== DATA TO EXAMINE

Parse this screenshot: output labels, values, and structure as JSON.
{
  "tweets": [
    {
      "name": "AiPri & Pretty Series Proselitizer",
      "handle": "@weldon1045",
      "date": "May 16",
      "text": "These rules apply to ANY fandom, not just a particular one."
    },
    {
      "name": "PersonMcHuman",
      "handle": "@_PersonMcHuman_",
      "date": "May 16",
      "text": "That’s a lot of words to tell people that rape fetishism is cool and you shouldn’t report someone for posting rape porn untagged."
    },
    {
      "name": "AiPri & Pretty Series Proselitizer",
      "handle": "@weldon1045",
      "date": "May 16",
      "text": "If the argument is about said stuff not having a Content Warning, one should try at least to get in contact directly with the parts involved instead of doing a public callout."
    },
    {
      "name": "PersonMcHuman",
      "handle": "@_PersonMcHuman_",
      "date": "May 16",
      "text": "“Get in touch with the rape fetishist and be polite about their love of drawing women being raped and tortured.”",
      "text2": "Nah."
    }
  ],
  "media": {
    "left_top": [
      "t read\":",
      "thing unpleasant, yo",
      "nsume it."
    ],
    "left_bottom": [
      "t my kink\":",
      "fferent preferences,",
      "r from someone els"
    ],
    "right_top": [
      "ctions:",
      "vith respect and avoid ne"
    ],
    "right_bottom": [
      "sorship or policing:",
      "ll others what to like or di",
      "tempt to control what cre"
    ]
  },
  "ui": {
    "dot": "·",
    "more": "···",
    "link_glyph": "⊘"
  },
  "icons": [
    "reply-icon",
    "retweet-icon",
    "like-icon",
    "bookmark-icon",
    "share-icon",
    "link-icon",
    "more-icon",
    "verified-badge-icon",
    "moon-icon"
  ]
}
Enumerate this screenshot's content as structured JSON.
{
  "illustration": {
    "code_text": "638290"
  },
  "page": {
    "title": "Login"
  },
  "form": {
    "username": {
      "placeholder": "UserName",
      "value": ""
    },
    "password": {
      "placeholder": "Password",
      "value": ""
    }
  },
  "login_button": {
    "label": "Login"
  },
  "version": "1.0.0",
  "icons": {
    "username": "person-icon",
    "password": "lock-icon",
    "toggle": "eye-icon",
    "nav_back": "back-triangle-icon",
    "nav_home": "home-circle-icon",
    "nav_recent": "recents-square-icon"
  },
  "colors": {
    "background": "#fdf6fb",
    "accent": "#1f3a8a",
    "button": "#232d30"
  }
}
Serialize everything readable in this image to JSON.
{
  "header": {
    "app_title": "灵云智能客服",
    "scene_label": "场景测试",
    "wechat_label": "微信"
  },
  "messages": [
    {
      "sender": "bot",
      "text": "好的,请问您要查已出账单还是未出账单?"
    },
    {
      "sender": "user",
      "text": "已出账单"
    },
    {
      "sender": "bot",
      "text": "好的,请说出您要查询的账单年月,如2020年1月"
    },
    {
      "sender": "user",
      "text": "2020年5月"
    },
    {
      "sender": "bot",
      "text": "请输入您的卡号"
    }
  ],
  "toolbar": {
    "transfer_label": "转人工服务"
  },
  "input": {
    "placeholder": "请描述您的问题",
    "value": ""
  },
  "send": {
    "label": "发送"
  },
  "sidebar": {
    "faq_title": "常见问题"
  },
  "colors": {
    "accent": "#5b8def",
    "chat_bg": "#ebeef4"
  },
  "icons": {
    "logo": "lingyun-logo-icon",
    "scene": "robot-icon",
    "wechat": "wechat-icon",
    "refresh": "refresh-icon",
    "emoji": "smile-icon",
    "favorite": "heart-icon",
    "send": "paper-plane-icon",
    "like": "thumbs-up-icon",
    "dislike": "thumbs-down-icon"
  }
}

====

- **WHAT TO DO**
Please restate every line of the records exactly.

- **SOLUTION TO THIS EXERCISE**
Parse this screenshot: output labels, values, and structure as JSON.
{
  "tweets": [
    {
      "name": "AiPri & Pretty Series Proselitizer",
      "handle": "@weldon1045",
      "date": "May 16",
      "text": "These rules apply to ANY fandom, not just a particular one."
    },
    {
      "name": "PersonMcHuman",
      "handle": "@_PersonMcHuman_",
      "date": "May 16",
      "text": "That’s a lot of words to tell people that rape fetishism is cool and you shouldn’t report someone for posting rape porn untagged."
    },
    {
      "name": "AiPri & Pretty Series Proselitizer",
      "handle": "@weldon1045",
      "date": "May 16",
      "text": "If the argument is about said stuff not having a Content Warning, one should try at least to get in contact directly with the parts involved instead of doing a public callout."
    },
    {
      "name": "PersonMcHuman",
      "handle": "@_PersonMcHuman_",
      "date": "May 16",
      "text": "“Get in touch with the rape fetishist and be polite about their love of drawing women being raped and tortured.”",
      "text2": "Nah."
    }
  ],
  "media": {
    "left_top": [
      "t read\":",
      "thing unpleasant, yo",
      "nsume it."
    ],
    "left_bottom": [
      "t my kink\":",
      "fferent preferences,",
      "r from someone els"
    ],
    "right_top": [
      "ctions:",
      "vith respect and avoid ne"
    ],
    "right_bottom": [
      "sorship or policing:",
      "ll others what to like or di",
      "tempt to control what cre"
    ]
  },
  "ui": {
    "dot": "·",
    "more": "···",
    "link_glyph": "⊘"
  },
  "icons": [
    "reply-icon",
    "retweet-icon",
    "like-icon",
    "bookmark-icon",
    "share-icon",
    "link-icon",
    "more-icon",
    "verified-badge-icon",
    "moon-icon"
  ]
}
Enumerate this screenshot's content as structured JSON.
{
  "illustration": {
    "code_text": "638290"
  },
  "page": {
    "title": "Login"
  },
  "form": {
    "username": {
      "placeholder": "UserName",
      "value": ""
    },
    "password": {
      "placeholder": "Password",
      "value": ""
    }
  },
  "login_button": {
    "label": "Login"
  },
  "version": "1.0.0",
  "icons": {
    "username": "person-icon",
    "password": "lock-icon",
    "toggle": "eye-icon",
    "nav_back": "back-triangle-icon",
    "nav_home": "home-circle-icon",
    "nav_recent": "recents-square-icon"
  },
  "colors": {
    "background": "#fdf6fb",
    "accent": "#1f3a8a",
    "button": "#232d30"
  }
}
Serialize everything readable in this image to JSON.
{
  "header": {
    "app_title": "灵云智能客服",
    "scene_label": "场景测试",
    "wechat_label": "微信"
  },
  "messages": [
    {
      "sender": "bot",
      "text": "好的,请问您要查已出账单还是未出账单?"
    },
    {
      "sender": "user",
      "text": "已出账单"
    },
    {
      "sender": "bot",
      "text": "好的,请说出您要查询的账单年月,如2020年1月"
    },
    {
      "sender": "user",
      "text": "2020年5月"
    },
    {
      "sender": "bot",
      "text": "请输入您的卡号"
    }
  ],
  "toolbar": {
    "transfer_label": "转人工服务"
  },
  "input": {
    "placeholder": "请描述您的问题",
    "value": ""
  },
  "send": {
    "label": "发送"
  },
  "sidebar": {
    "faq_title": "常见问题"
  },
  "colors": {
    "accent": "#5b8def",
    "chat_bg": "#ebeef4"
  },
  "icons": {
    "logo": "lingyun-logo-icon",
    "scene": "robot-icon",
    "wechat": "wechat-icon",
    "refresh": "refresh-icon",
    "emoji": "smile-icon",
    "favorite": "heart-icon",
    "send": "paper-plane-icon",
    "like": "thumbs-up-icon",
    "dislike": "thumbs-down-icon"
  }
}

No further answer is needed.